=== Records provided ===

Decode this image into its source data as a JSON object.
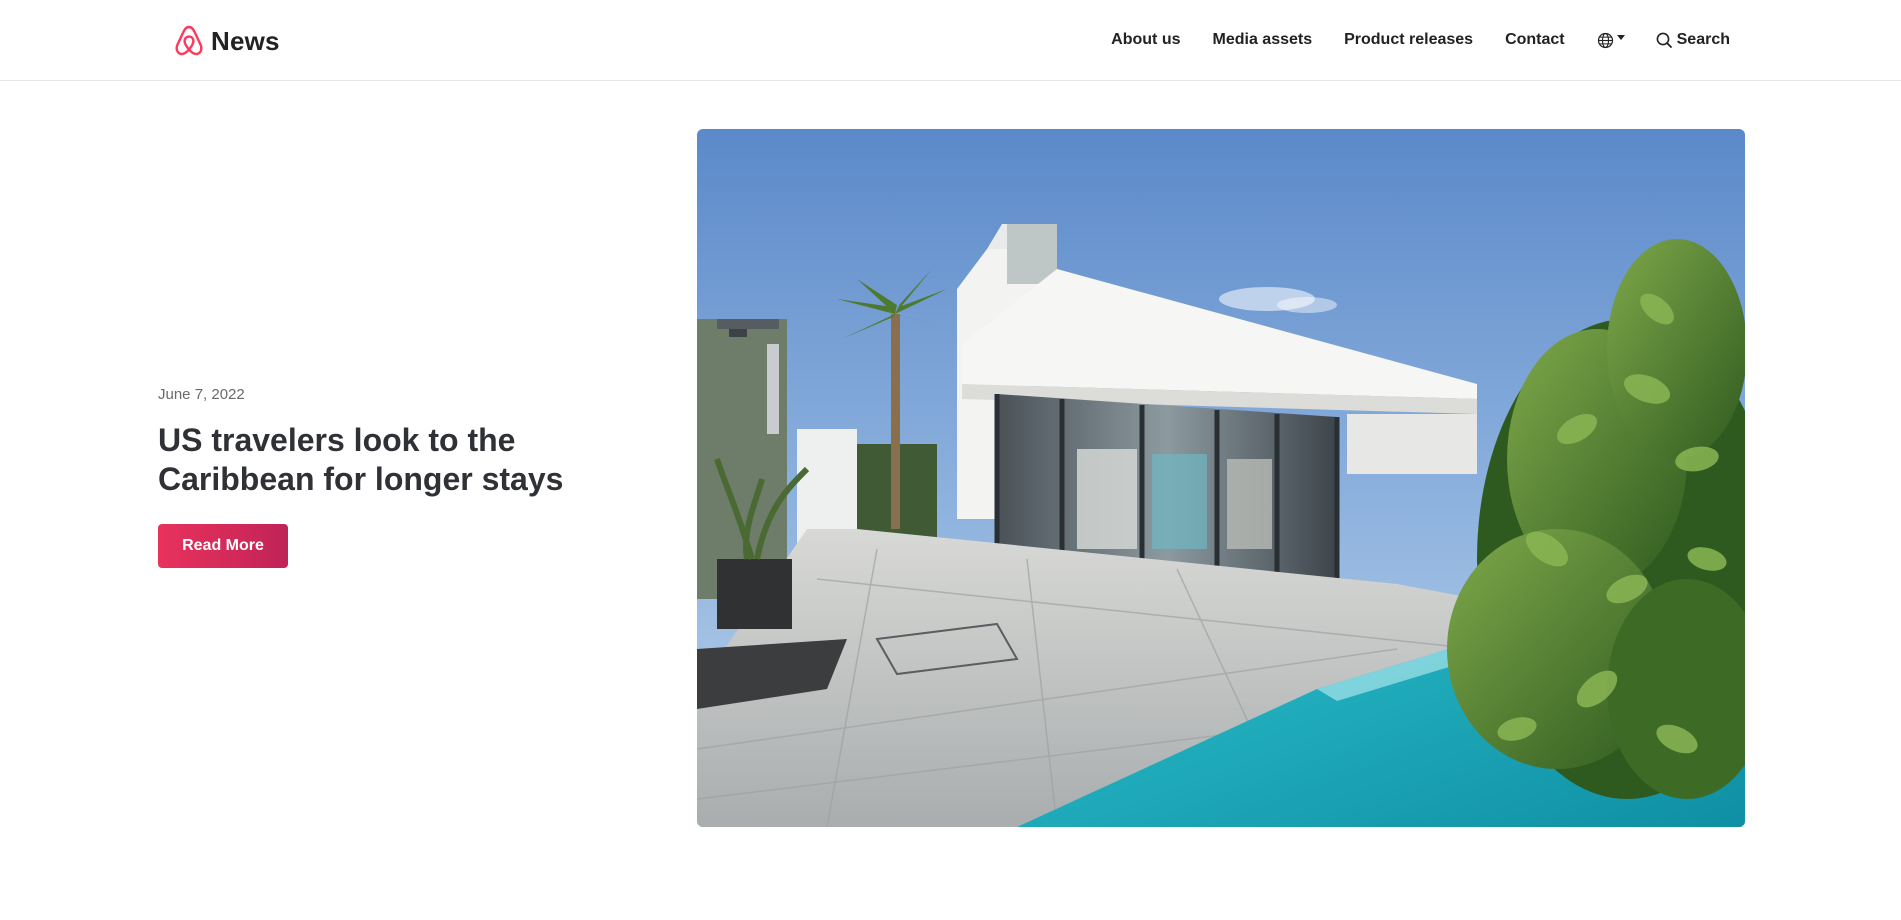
{
  "header": {
    "brand": "News",
    "nav": [
      {
        "label": "About us"
      },
      {
        "label": "Media assets"
      },
      {
        "label": "Product releases"
      },
      {
        "label": "Contact"
      }
    ],
    "language_icon": "globe-icon",
    "search_icon": "search-icon",
    "search_label": "Search"
  },
  "hero": {
    "date": "June 7, 2022",
    "title": "US travelers look to the Caribbean for longer stays",
    "cta": "Read More",
    "image_subject": "modern white villa with pool and glass walls"
  },
  "colors": {
    "brand": "#ff385c",
    "button_start": "#e8325c",
    "button_end": "#bf2358",
    "text": "#222222",
    "title": "#2f3136",
    "muted": "#6a6a6a"
  }
}
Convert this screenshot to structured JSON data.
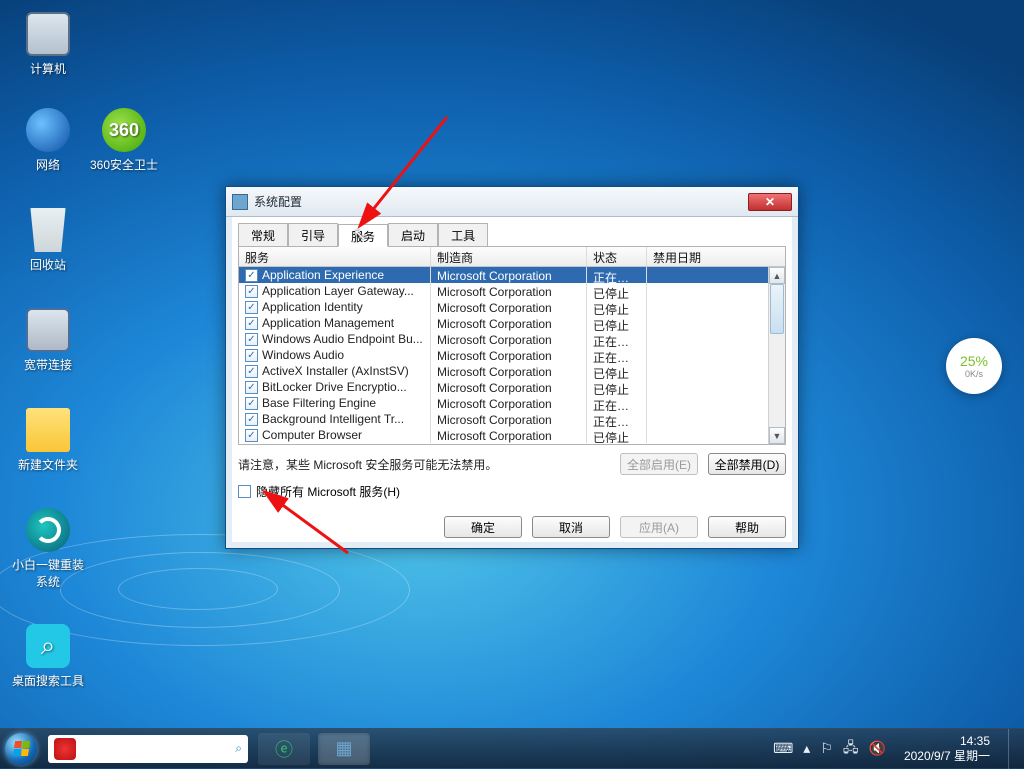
{
  "desktop_icons": {
    "computer": "计算机",
    "network": "网络",
    "recycle": "回收站",
    "broadband": "宽带连接",
    "folder": "新建文件夹",
    "reinstall": "小白一键重装\n系统",
    "search_tool": "桌面搜索工具",
    "safe360": "360安全卫士"
  },
  "float_meter": {
    "percent": "25%",
    "speed": "0K/s"
  },
  "dialog": {
    "title": "系统配置",
    "tabs": [
      "常规",
      "引导",
      "服务",
      "启动",
      "工具"
    ],
    "active_tab_index": 2,
    "columns": {
      "service": "服务",
      "manufacturer": "制造商",
      "status": "状态",
      "disabled_date": "禁用日期"
    },
    "rows": [
      {
        "checked": true,
        "svc": "Application Experience",
        "mfr": "Microsoft Corporation",
        "st": "正在运行",
        "selected": true
      },
      {
        "checked": true,
        "svc": "Application Layer Gateway...",
        "mfr": "Microsoft Corporation",
        "st": "已停止"
      },
      {
        "checked": true,
        "svc": "Application Identity",
        "mfr": "Microsoft Corporation",
        "st": "已停止"
      },
      {
        "checked": true,
        "svc": "Application Management",
        "mfr": "Microsoft Corporation",
        "st": "已停止"
      },
      {
        "checked": true,
        "svc": "Windows Audio Endpoint Bu...",
        "mfr": "Microsoft Corporation",
        "st": "正在运行"
      },
      {
        "checked": true,
        "svc": "Windows Audio",
        "mfr": "Microsoft Corporation",
        "st": "正在运行"
      },
      {
        "checked": true,
        "svc": "ActiveX Installer (AxInstSV)",
        "mfr": "Microsoft Corporation",
        "st": "已停止"
      },
      {
        "checked": true,
        "svc": "BitLocker Drive Encryptio...",
        "mfr": "Microsoft Corporation",
        "st": "已停止"
      },
      {
        "checked": true,
        "svc": "Base Filtering Engine",
        "mfr": "Microsoft Corporation",
        "st": "正在运行"
      },
      {
        "checked": true,
        "svc": "Background Intelligent Tr...",
        "mfr": "Microsoft Corporation",
        "st": "正在运行"
      },
      {
        "checked": true,
        "svc": "Computer Browser",
        "mfr": "Microsoft Corporation",
        "st": "已停止"
      }
    ],
    "note": "请注意，某些 Microsoft 安全服务可能无法禁用。",
    "enable_all": "全部启用(E)",
    "disable_all": "全部禁用(D)",
    "hide_ms": "隐藏所有 Microsoft 服务(H)",
    "ok": "确定",
    "cancel": "取消",
    "apply": "应用(A)",
    "help": "帮助"
  },
  "taskbar": {
    "time": "14:35",
    "date": "2020/9/7 星期一"
  }
}
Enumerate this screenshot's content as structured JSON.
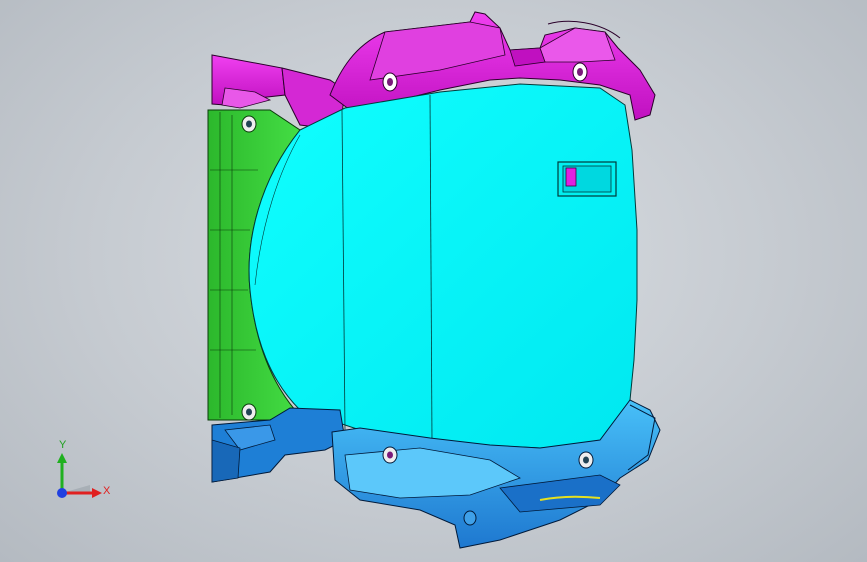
{
  "viewport": {
    "background_top": "#d9dde2",
    "background_bottom": "#b4bac1"
  },
  "model": {
    "parts": [
      {
        "name": "cyan-panel",
        "color": "#00ffff"
      },
      {
        "name": "magenta-bracket",
        "color": "#e020e0"
      },
      {
        "name": "green-frame",
        "color": "#33cc33"
      },
      {
        "name": "blue-bracket",
        "color": "#1e7fd6"
      },
      {
        "name": "light-blue-bracket",
        "color": "#3fb8f5"
      }
    ]
  },
  "triad": {
    "x_label": "X",
    "y_label": "Y",
    "x_color": "#e02020",
    "y_color": "#20b020",
    "origin_color": "#2040e0"
  }
}
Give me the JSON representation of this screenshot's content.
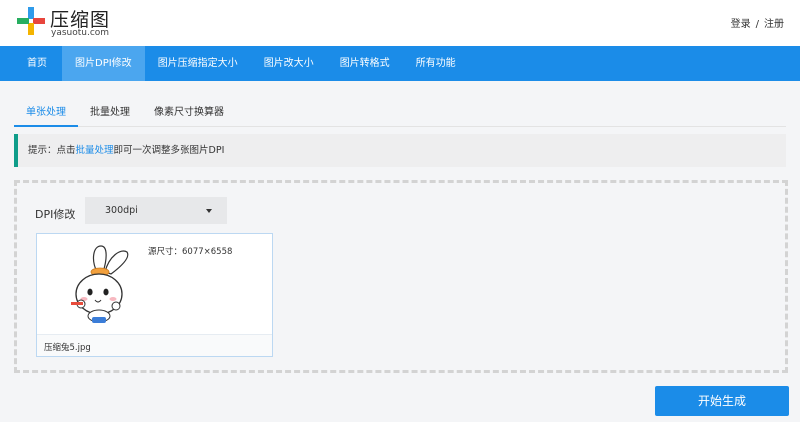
{
  "header": {
    "logo_title": "压缩图",
    "logo_sub": "yasuotu.com",
    "login": "登录",
    "separator": "/",
    "register": "注册"
  },
  "nav": {
    "items": [
      "首页",
      "图片DPI修改",
      "图片压缩指定大小",
      "图片改大小",
      "图片转格式",
      "所有功能"
    ],
    "active_index": 1
  },
  "tabs": {
    "items": [
      "单张处理",
      "批量处理",
      "像素尺寸换算器"
    ],
    "active_index": 0
  },
  "tip": {
    "prefix": "提示：点击",
    "link": "批量处理",
    "suffix": "即可一次调整多张图片DPI"
  },
  "dpi": {
    "label": "DPI修改",
    "selected": "300dpi"
  },
  "image_card": {
    "size_text": "源尺寸：6077×6558",
    "file_name": "压缩兔5.jpg"
  },
  "actions": {
    "generate": "开始生成"
  },
  "colors": {
    "nav_bg": "#1b8ce8",
    "nav_active": "#4ba6ef",
    "tip_border": "#0f9d8a",
    "link": "#1b8ce8",
    "button": "#1b8ce8"
  }
}
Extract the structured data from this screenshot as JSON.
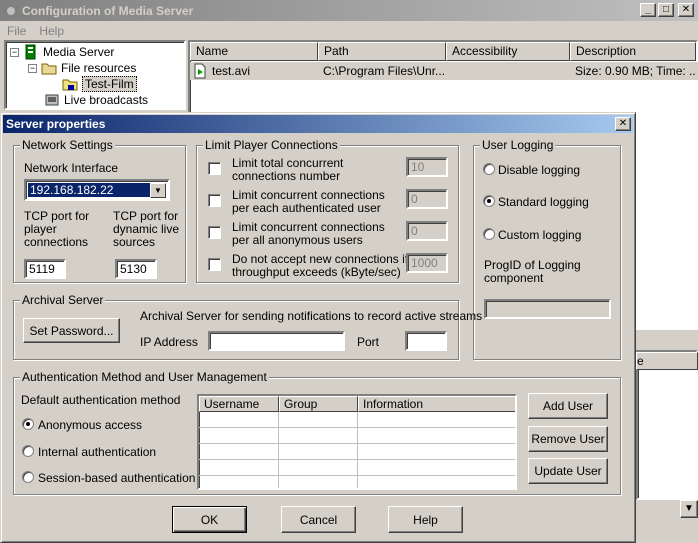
{
  "main_window": {
    "title": "Configuration of Media Server",
    "controls": {
      "minimize": "_",
      "maximize": "□",
      "close": "✕"
    },
    "menu": [
      "File",
      "Help"
    ]
  },
  "tree": {
    "root": "Media Server",
    "file_resources": "File resources",
    "selected": "Test-Film",
    "live": "Live broadcasts"
  },
  "file_list": {
    "columns": [
      "Name",
      "Path",
      "Accessibility",
      "Description"
    ],
    "rows": [
      {
        "name": "test.avi",
        "path": "C:\\Program Files\\Unr...",
        "accessibility": "",
        "description": "Size: 0.90 MB; Time: ..."
      }
    ],
    "lower_header_fragment": "e"
  },
  "dialog": {
    "title": "Server properties",
    "close": "✕",
    "network": {
      "legend": "Network Settings",
      "interface_label": "Network Interface",
      "interface_value": "192.168.182.22",
      "tcp_player_label": [
        "TCP port for",
        "player",
        "connections"
      ],
      "tcp_live_label": [
        "TCP port for",
        "dynamic live",
        "sources"
      ],
      "tcp_player_value": "5119",
      "tcp_live_value": "5130"
    },
    "limits": {
      "legend": "Limit Player Connections",
      "items": [
        {
          "label": [
            "Limit total concurrent",
            "connections number"
          ],
          "value": "10"
        },
        {
          "label": [
            "Limit concurrent connections",
            "per each authenticated user"
          ],
          "value": "0"
        },
        {
          "label": [
            "Limit concurrent connections",
            "per all anonymous users"
          ],
          "value": "0"
        },
        {
          "label": [
            "Do not accept new connections if",
            "throughput exceeds (kByte/sec)"
          ],
          "value": "1000"
        }
      ]
    },
    "logging": {
      "legend": "User Logging",
      "options": [
        "Disable logging",
        "Standard logging",
        "Custom logging"
      ],
      "selected": "Standard logging",
      "progid_label": [
        "ProgID of Logging",
        "component"
      ],
      "progid_value": ""
    },
    "archival": {
      "legend": "Archival Server",
      "set_password": "Set Password...",
      "description": "Archival Server for sending notifications to record active streams",
      "ip_label": "IP Address",
      "ip_value": "",
      "port_label": "Port",
      "port_value": ""
    },
    "auth": {
      "legend": "Authentication Method and User Management",
      "default_label": "Default authentication method",
      "options": [
        "Anonymous access",
        "Internal authentication",
        "Session-based authentication"
      ],
      "selected": "Anonymous access",
      "columns": [
        "Username",
        "Group",
        "Information"
      ],
      "add_user": "Add User",
      "remove_user": "Remove User",
      "update_user": "Update User"
    },
    "buttons": {
      "ok": "OK",
      "cancel": "Cancel",
      "help": "Help"
    }
  }
}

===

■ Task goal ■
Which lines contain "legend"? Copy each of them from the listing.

■ Exercise result ■
      "legend": "Network Settings",
      "legend": "Limit Player Connections",
      "legend": "User Logging",
      "legend": "Archival Server",
      "legend": "Authentication Method and User Management",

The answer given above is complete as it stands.